The HELP Committee’s bill also proposes the establishment of a National Health Insurance Exchange by 2013 to replace the current individual health insurance market. States would be allowed to apply to the federal government to establish state or regional exchanges and establish health plan standards, facilitate the provision of comparative information, enrollment, billing, and other administrative functions, administer coverage subsidies, and respond to consumer grievances. Also, by 2013, the Department of Health and Human Services would develop and offer a public plan through the exchange to compete with private insurers. The public plan would comply with the same requirements as private health plans participating in the exchange, but provider payments from the public plan would be similar to Medicare rates and providers participating in Medicare would be required to participate in the public plan for five years. The federal government would provide start up funding for the public plan, but it must become self-sustaining after initial start up.
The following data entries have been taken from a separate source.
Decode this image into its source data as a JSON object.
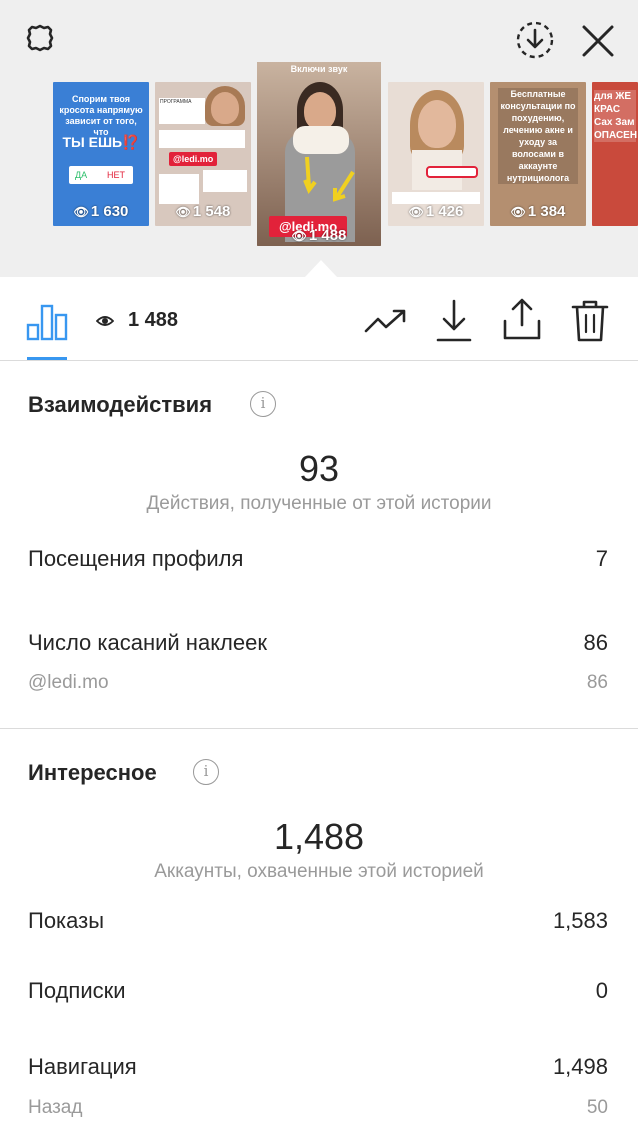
{
  "header": {
    "thumbnails": [
      {
        "views": "1 630",
        "line1": "Спорим твоя",
        "line2": "кросота напрямую",
        "line3": "зависит от того,",
        "line4": "что",
        "line5": "ТЫ ЕШЬ",
        "q": "⁉️",
        "yes": "ДА",
        "no": "НЕТ",
        "bg": "#3a7fd5"
      },
      {
        "views": "1 548",
        "tag": "@ledi.mo",
        "bg": "#d8c8be"
      },
      {
        "views": "1 488",
        "banner": "Включи звук",
        "tag": "@ledi.mo",
        "bg": "#8a6a55"
      },
      {
        "views": "1 426",
        "bg": "#e8ddd5"
      },
      {
        "views": "1 384",
        "text": "Бесплатные консультации по похудению, лечению акне и уходу за волосами в аккаунте нутрициолога",
        "bg": "#b48f70"
      },
      {
        "views": "",
        "text": "для ЖЕ КРАС Сах Зам ОПАСЕН",
        "bg": "#e44a3a"
      }
    ]
  },
  "toolbar": {
    "view_count": "1 488"
  },
  "interactions": {
    "title": "Взаимодействия",
    "total": "93",
    "caption": "Действия, полученные от этой истории",
    "profile_visits_label": "Посещения профиля",
    "profile_visits_value": "7",
    "sticker_taps_label": "Число касаний наклеек",
    "sticker_taps_value": "86",
    "sticker_name": "@ledi.mo",
    "sticker_value": "86"
  },
  "discovery": {
    "title": "Интересное",
    "total": "1,488",
    "caption": "Аккаунты, охваченные этой историей",
    "impressions_label": "Показы",
    "impressions_value": "1,583",
    "follows_label": "Подписки",
    "follows_value": "0",
    "navigation_label": "Навигация",
    "navigation_value": "1,498",
    "back_label": "Назад",
    "back_value": "50"
  },
  "colors": {
    "accent": "#3897f0",
    "top_bg": "#efefef",
    "muted": "#9a9a9a"
  }
}
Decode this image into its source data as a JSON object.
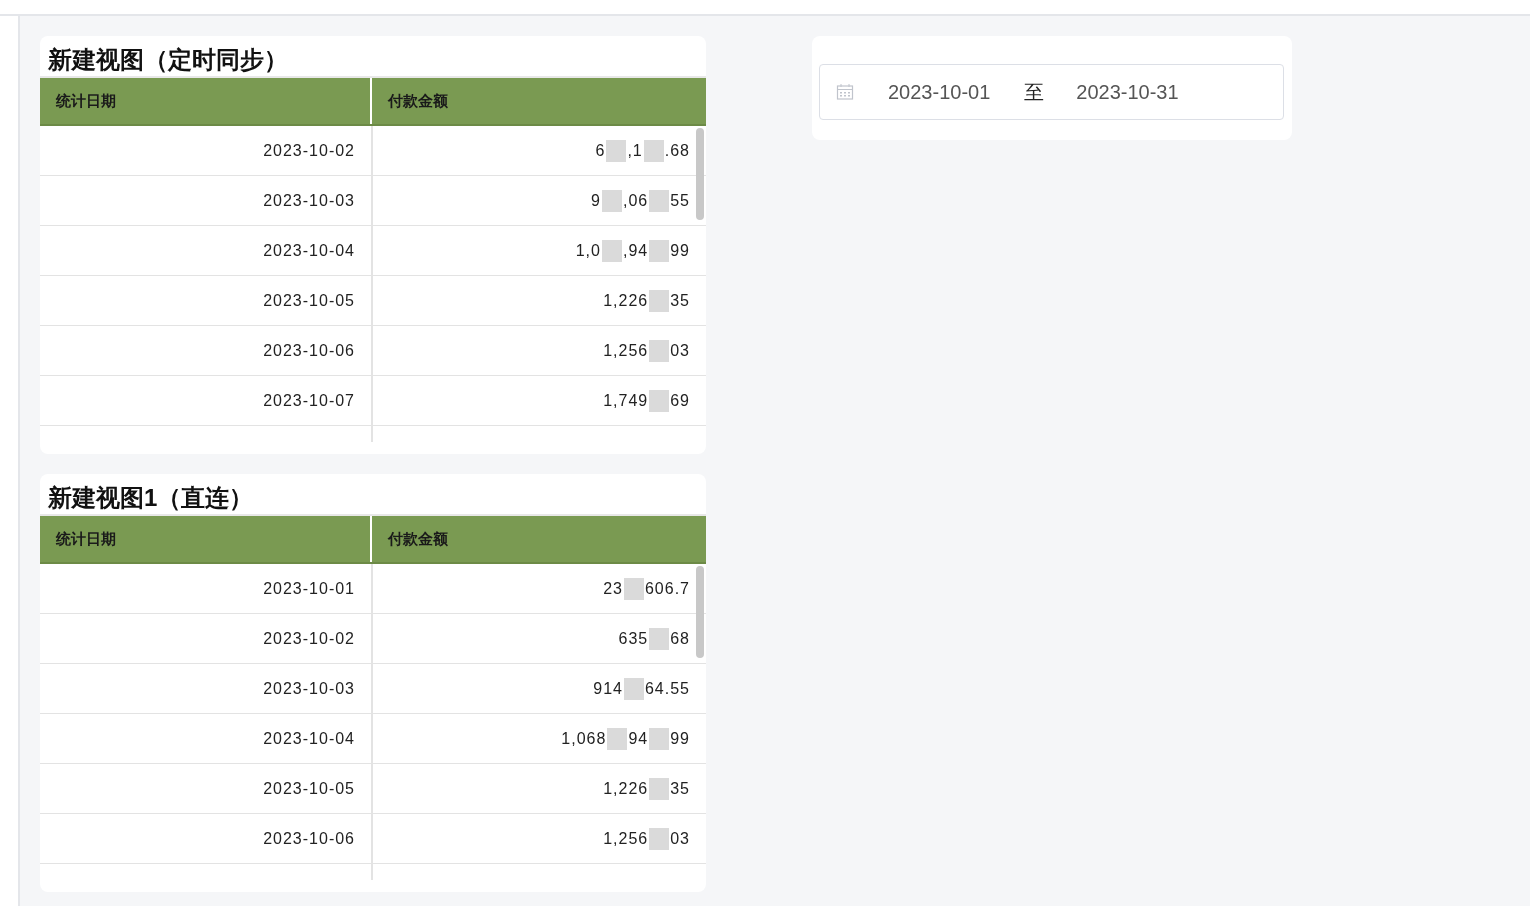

However, a government-run public plan would not be subject to the same rules for financial solvency and would not be required to pay taxes as private health insurance companies are required to do. Because these plans would operate with advantages not available to private plans, the unlevel playing field could eventually force everyone to be covered under the government plan, which could lead to everyone covered by a government plan resulting in waiting lines and rationing such as in Canada and Great Britain , according to the National Association of Health Underwriters.
So, what I'm asking is this ... read up on the Universal Healthcare Reform information, don't just jump on the bandwagon because you want free healthcare. Like I tell a lot of people, be careful what you ask for. Do you really want Big Brother telling you what is the best treatment for your child's leukemia or even your child's ear infection? Not me. I prefer to consult with my physician on that one.